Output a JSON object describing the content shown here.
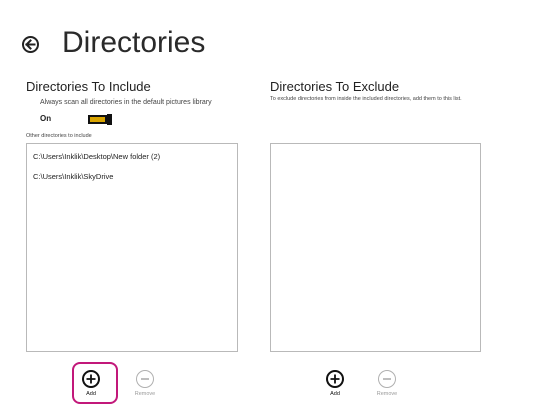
{
  "header": {
    "title": "Directories"
  },
  "include": {
    "title": "Directories To Include",
    "scan_text": "Always scan all directories in the default pictures library",
    "toggle_state": "On",
    "toggle_on": true,
    "other_label": "Other directories to include",
    "directories": [
      "C:\\Users\\Inklik\\Desktop\\New folder (2)",
      "C:\\Users\\Inklik\\SkyDrive"
    ],
    "add_label": "Add",
    "remove_label": "Remove"
  },
  "exclude": {
    "title": "Directories To Exclude",
    "description": "To exclude directories from inside the included directories, add them to this list.",
    "directories": [],
    "add_label": "Add",
    "remove_label": "Remove"
  },
  "colors": {
    "accent_toggle": "#d9a400",
    "highlight": "#c2187a"
  }
}
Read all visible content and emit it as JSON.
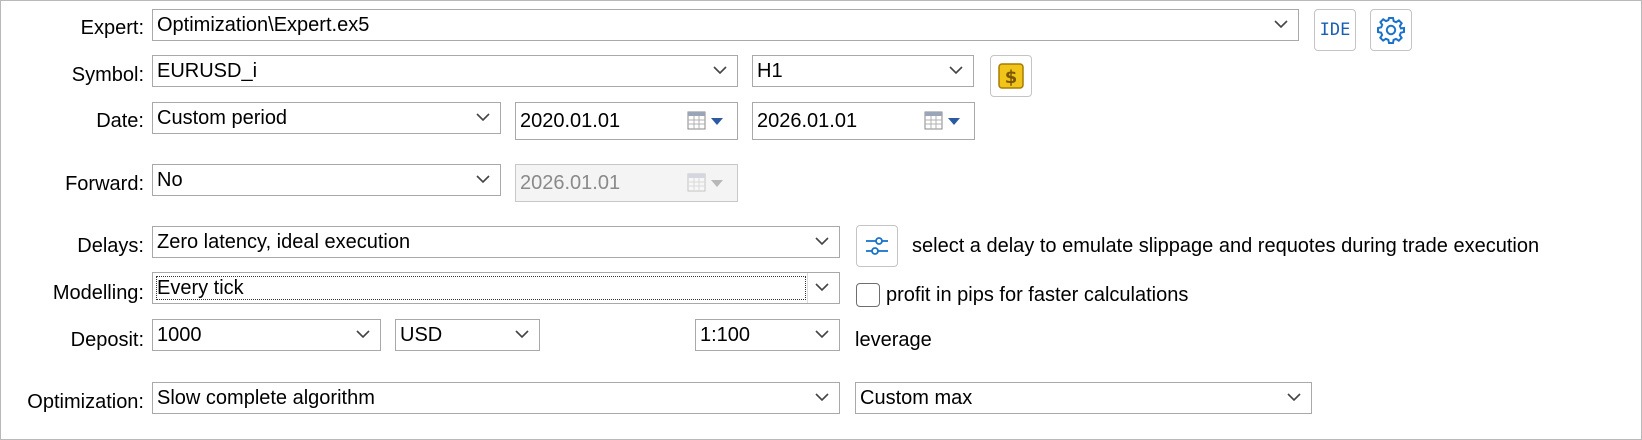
{
  "labels": {
    "expert": "Expert:",
    "symbol": "Symbol:",
    "date": "Date:",
    "forward": "Forward:",
    "delays": "Delays:",
    "modelling": "Modelling:",
    "deposit": "Deposit:",
    "optimization": "Optimization:"
  },
  "expert": {
    "value": "Optimization\\Expert.ex5",
    "ide_label": "IDE"
  },
  "symbol": {
    "value": "EURUSD_i",
    "timeframe": "H1"
  },
  "date": {
    "mode": "Custom period",
    "from": "2020.01.01",
    "to": "2026.01.01"
  },
  "forward": {
    "mode": "No",
    "date": "2026.01.01"
  },
  "delays": {
    "value": "Zero latency, ideal execution",
    "hint": "select a delay to emulate slippage and requotes during trade execution"
  },
  "modelling": {
    "value": "Every tick",
    "pips_label": "profit in pips for faster calculations",
    "pips_checked": false
  },
  "deposit": {
    "amount": "1000",
    "currency": "USD",
    "leverage": "1:100",
    "leverage_label": "leverage"
  },
  "optimization": {
    "algorithm": "Slow complete algorithm",
    "criterion": "Custom max"
  },
  "colors": {
    "accent": "#1a73c9",
    "coin": "#f0c419"
  }
}
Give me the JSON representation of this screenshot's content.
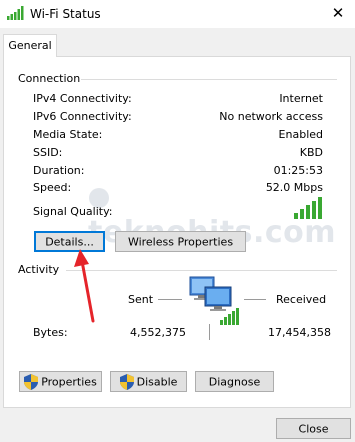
{
  "window": {
    "title": "Wi-Fi Status",
    "close_glyph": "✕"
  },
  "tabs": [
    {
      "label": "General",
      "active": true
    }
  ],
  "connection": {
    "group_label": "Connection",
    "rows": [
      {
        "label": "IPv4 Connectivity:",
        "value": "Internet"
      },
      {
        "label": "IPv6 Connectivity:",
        "value": "No network access"
      },
      {
        "label": "Media State:",
        "value": "Enabled"
      },
      {
        "label": "SSID:",
        "value": "KBD"
      },
      {
        "label": "Duration:",
        "value": "01:25:53"
      },
      {
        "label": "Speed:",
        "value": "52.0 Mbps"
      }
    ],
    "signal_quality_label": "Signal Quality:",
    "signal_bars_filled": 5,
    "signal_bars_total": 5,
    "details_button": "Details...",
    "wireless_properties_button": "Wireless Properties"
  },
  "activity": {
    "group_label": "Activity",
    "sent_label": "Sent",
    "received_label": "Received",
    "bytes_label": "Bytes:",
    "bytes_sent": "4,552,375",
    "bytes_received": "17,454,358"
  },
  "actions": {
    "properties_button": "Properties",
    "disable_button": "Disable",
    "diagnose_button": "Diagnose"
  },
  "footer": {
    "close_button": "Close"
  },
  "watermark": "teknohits.com",
  "colors": {
    "signal_green": "#3aa832",
    "focus_blue": "#0078d7",
    "annotation_red": "#e5242a"
  }
}
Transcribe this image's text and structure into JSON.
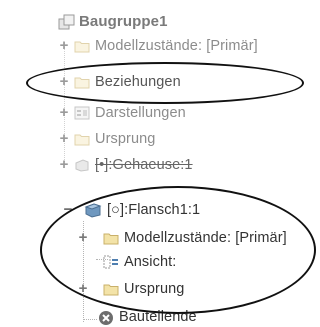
{
  "tree": {
    "root": {
      "label": "Baugruppe1",
      "icon": "assembly-icon"
    },
    "top_children": [
      {
        "label": "Modellzustände: [Primär]",
        "icon": "folder-icon",
        "expander": "+"
      },
      {
        "label": "Beziehungen",
        "icon": "folder-icon",
        "expander": "+"
      },
      {
        "label": "Darstellungen",
        "icon": "representations-icon",
        "expander": "+"
      },
      {
        "label": "Ursprung",
        "icon": "folder-icon",
        "expander": "+"
      },
      {
        "label": "[•]:Gehaeuse:1",
        "icon": "part-icon",
        "expander": "+"
      }
    ],
    "flange": {
      "label": "[○]:Flansch1:1",
      "icon": "part-icon",
      "expander": "−",
      "children": [
        {
          "label": "Modellzustände: [Primär]",
          "icon": "folder-icon",
          "expander": "+"
        },
        {
          "label": "Ansicht:",
          "icon": "view-icon",
          "expander": ""
        },
        {
          "label": "Ursprung",
          "icon": "folder-icon",
          "expander": "+"
        },
        {
          "label": "Bauteilende",
          "icon": "end-of-part-icon",
          "expander": ""
        }
      ]
    }
  },
  "colors": {
    "folder_fill": "#f3e3a8",
    "folder_stroke": "#c9b06a",
    "highlight_ring": "#111111",
    "part_blue": "#7ea5c9",
    "end_red": "#d9534f"
  }
}
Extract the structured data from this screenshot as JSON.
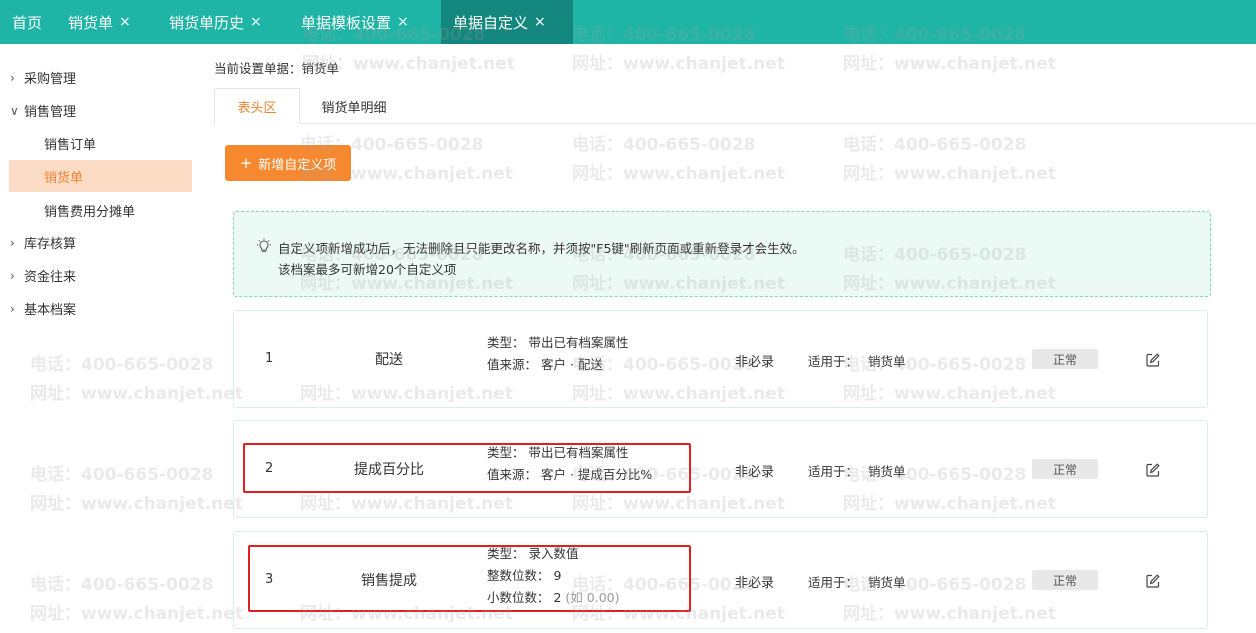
{
  "topbar": {
    "tabs": [
      {
        "label": "首页",
        "closable": false
      },
      {
        "label": "销货单",
        "closable": true
      },
      {
        "label": "销货单历史",
        "closable": true
      },
      {
        "label": "单据模板设置",
        "closable": true
      },
      {
        "label": "单据自定义",
        "closable": true,
        "active": true
      }
    ],
    "close_glyph": "×"
  },
  "sidebar": {
    "groups": [
      {
        "label": "采购管理",
        "expanded": false
      },
      {
        "label": "销售管理",
        "expanded": true,
        "children": [
          "销售订单",
          "销货单",
          "销售费用分摊单"
        ],
        "active_child": "销货单"
      },
      {
        "label": "库存核算",
        "expanded": false
      },
      {
        "label": "资金往来",
        "expanded": false
      },
      {
        "label": "基本档案",
        "expanded": false
      }
    ]
  },
  "main": {
    "current_doc": "当前设置单据：销货单",
    "tabs": [
      "表头区",
      "销货单明细"
    ],
    "active_tab": "表头区",
    "add_button": "新增自定义项",
    "notice": {
      "line1": "自定义项新增成功后，无法删除且只能更改名称，并须按\"F5键\"刷新页面或重新登录才会生效。",
      "line2": "该档案最多可新增20个自定义项"
    },
    "rows": [
      {
        "index": "1",
        "name": "配送",
        "type": "类型： 带出已有档案属性",
        "source": "值来源： 客户 · 配送",
        "required": "非必录",
        "apply_label": "适用于：",
        "apply_value": "销货单",
        "status": "正常"
      },
      {
        "index": "2",
        "name": "提成百分比",
        "type": "类型： 带出已有档案属性",
        "source": "值来源： 客户 · 提成百分比%",
        "required": "非必录",
        "apply_label": "适用于：",
        "apply_value": "销货单",
        "status": "正常"
      },
      {
        "index": "3",
        "name": "销售提成",
        "type": "类型： 录入数值",
        "int_digits": "整数位数： 9",
        "dec_digits": "小数位数： 2",
        "dec_example": "(如 0.00)",
        "required": "非必录",
        "apply_label": "适用于：",
        "apply_value": "销货单",
        "status": "正常"
      }
    ]
  },
  "watermark": {
    "phone": "电话：400-665-0028",
    "site": "网址：www.chanjet.net"
  },
  "colors": {
    "teal": "#1fb5a6",
    "teal_dark": "#13877d",
    "orange": "#f6892f",
    "highlight_red": "#e02020"
  }
}
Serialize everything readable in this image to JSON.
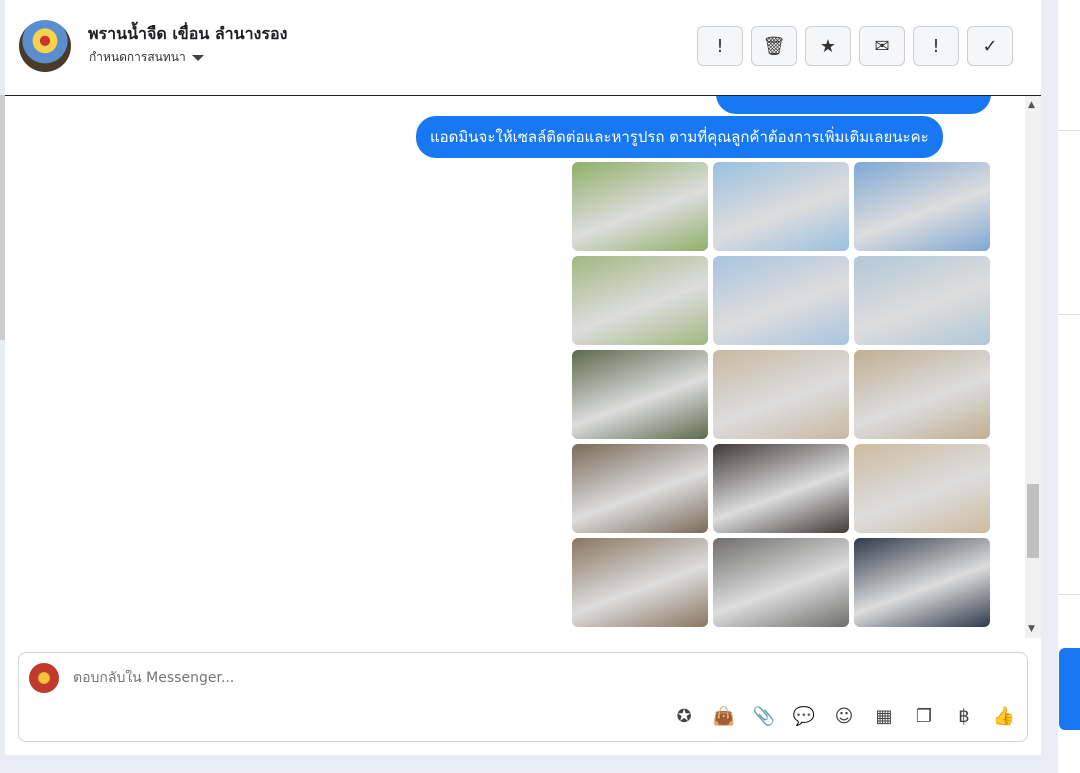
{
  "header": {
    "title": "พรานน้ำจืด เขื่อน ลำนางรอง",
    "subtitle": "กำหนดการสนทนา"
  },
  "actions": [
    {
      "name": "spam-button",
      "icon": "!",
      "label": "spam"
    },
    {
      "name": "delete-button",
      "icon": "🗑",
      "label": "delete"
    },
    {
      "name": "star-button",
      "icon": "★",
      "label": "star"
    },
    {
      "name": "mark-unread-button",
      "icon": "✉",
      "label": "unread"
    },
    {
      "name": "follow-up-button",
      "icon": "!",
      "label": "follow up"
    },
    {
      "name": "done-button",
      "icon": "✓",
      "label": "done"
    }
  ],
  "messages": {
    "bubble": "แอดมินจะให้เซลล์ติดต่อและหารูปรถ ตามที่คุณลูกค้าต้องการเพิ่มเติมเลยนะคะ"
  },
  "photos": [
    "#8fb06a",
    "#9ac0e0",
    "#7fa8d4",
    "#a0b880",
    "#a8c4e0",
    "#b0c8d8",
    "#5b6a4c",
    "#c8b8a0",
    "#c0ae92",
    "#7a6a58",
    "#3e3a38",
    "#cdbba0",
    "#8a7660",
    "#6f6e6c",
    "#2e3a4a"
  ],
  "composer": {
    "placeholder": "ตอบกลับใน Messenger...",
    "tools": [
      {
        "name": "saved-reply-icon",
        "glyph": "✪"
      },
      {
        "name": "shop-bag-icon",
        "glyph": "👜"
      },
      {
        "name": "attachment-icon",
        "glyph": "📎"
      },
      {
        "name": "chat-bubble-icon",
        "glyph": "💬"
      },
      {
        "name": "emoji-icon",
        "glyph": "☺"
      },
      {
        "name": "table-icon",
        "glyph": "▦"
      },
      {
        "name": "documents-icon",
        "glyph": "❐"
      },
      {
        "name": "baht-icon",
        "glyph": "฿"
      },
      {
        "name": "like-icon",
        "glyph": "👍"
      }
    ]
  }
}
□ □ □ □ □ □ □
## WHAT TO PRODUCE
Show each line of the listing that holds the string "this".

## YOUR SOLUTION
    "description": "To exclude directories from inside the included directories, add them to this list.",
Give me the JSON representation of this screenshot's content.
Transcribe this image's text and structure into JSON.
Extract the structured data from this screenshot as JSON.
Serialize everything readable in this image to JSON.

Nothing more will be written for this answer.